= RECORDS PROVIDED =
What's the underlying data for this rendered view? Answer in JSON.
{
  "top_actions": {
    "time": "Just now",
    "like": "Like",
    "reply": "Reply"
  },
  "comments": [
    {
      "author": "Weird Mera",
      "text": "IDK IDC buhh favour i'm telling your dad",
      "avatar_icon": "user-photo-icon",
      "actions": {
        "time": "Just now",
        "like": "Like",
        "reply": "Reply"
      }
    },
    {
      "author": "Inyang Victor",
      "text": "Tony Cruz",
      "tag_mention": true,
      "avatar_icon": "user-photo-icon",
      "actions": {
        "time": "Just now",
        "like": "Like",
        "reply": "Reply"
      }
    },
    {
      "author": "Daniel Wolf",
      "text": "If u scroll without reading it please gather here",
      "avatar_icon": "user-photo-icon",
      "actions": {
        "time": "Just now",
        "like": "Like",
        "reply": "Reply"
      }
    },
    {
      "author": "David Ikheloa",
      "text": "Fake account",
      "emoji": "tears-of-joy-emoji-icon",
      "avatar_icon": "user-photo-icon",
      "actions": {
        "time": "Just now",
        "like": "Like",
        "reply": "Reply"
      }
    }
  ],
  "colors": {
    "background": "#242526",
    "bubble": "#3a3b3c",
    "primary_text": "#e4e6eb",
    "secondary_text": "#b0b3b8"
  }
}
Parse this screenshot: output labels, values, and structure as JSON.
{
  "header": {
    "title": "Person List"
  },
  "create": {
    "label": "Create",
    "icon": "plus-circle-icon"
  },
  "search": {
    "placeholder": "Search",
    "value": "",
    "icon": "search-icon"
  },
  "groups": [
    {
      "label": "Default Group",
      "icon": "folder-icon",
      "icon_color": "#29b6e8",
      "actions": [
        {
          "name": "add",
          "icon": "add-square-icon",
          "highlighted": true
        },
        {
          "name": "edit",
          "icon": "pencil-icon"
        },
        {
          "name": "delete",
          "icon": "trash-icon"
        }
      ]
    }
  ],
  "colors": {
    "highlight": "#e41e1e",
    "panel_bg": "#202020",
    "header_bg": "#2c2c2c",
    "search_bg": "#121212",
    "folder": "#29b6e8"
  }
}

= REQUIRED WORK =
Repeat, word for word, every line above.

= ANSWER BOX =
What's the underlying data for this rendered view? Answer in JSON.
{
  "top_actions": {
    "time": "Just now",
    "like": "Like",
    "reply": "Reply"
  },
  "comments": [
    {
      "author": "Weird Mera",
      "text": "IDK IDC buhh favour i'm telling your dad",
      "avatar_icon": "user-photo-icon",
      "actions": {
        "time": "Just now",
        "like": "Like",
        "reply": "Reply"
      }
    },
    {
      "author": "Inyang Victor",
      "text": "Tony Cruz",
      "tag_mention": true,
      "avatar_icon": "user-photo-icon",
      "actions": {
        "time": "Just now",
        "like": "Like",
        "reply": "Reply"
      }
    },
    {
      "author": "Daniel Wolf",
      "text": "If u scroll without reading it please gather here",
      "avatar_icon": "user-photo-icon",
      "actions": {
        "time": "Just now",
        "like": "Like",
        "reply": "Reply"
      }
    },
    {
      "author": "David Ikheloa",
      "text": "Fake account",
      "emoji": "tears-of-joy-emoji-icon",
      "avatar_icon": "user-photo-icon",
      "actions": {
        "time": "Just now",
        "like": "Like",
        "reply": "Reply"
      }
    }
  ],
  "colors": {
    "background": "#242526",
    "bubble": "#3a3b3c",
    "primary_text": "#e4e6eb",
    "secondary_text": "#b0b3b8"
  }
}
Parse this screenshot: output labels, values, and structure as JSON.
{
  "header": {
    "title": "Person List"
  },
  "create": {
    "label": "Create",
    "icon": "plus-circle-icon"
  },
  "search": {
    "placeholder": "Search",
    "value": "",
    "icon": "search-icon"
  },
  "groups": [
    {
      "label": "Default Group",
      "icon": "folder-icon",
      "icon_color": "#29b6e8",
      "actions": [
        {
          "name": "add",
          "icon": "add-square-icon",
          "highlighted": true
        },
        {
          "name": "edit",
          "icon": "pencil-icon"
        },
        {
          "name": "delete",
          "icon": "trash-icon"
        }
      ]
    }
  ],
  "colors": {
    "highlight": "#e41e1e",
    "panel_bg": "#202020",
    "header_bg": "#2c2c2c",
    "search_bg": "#121212",
    "folder": "#29b6e8"
  }
}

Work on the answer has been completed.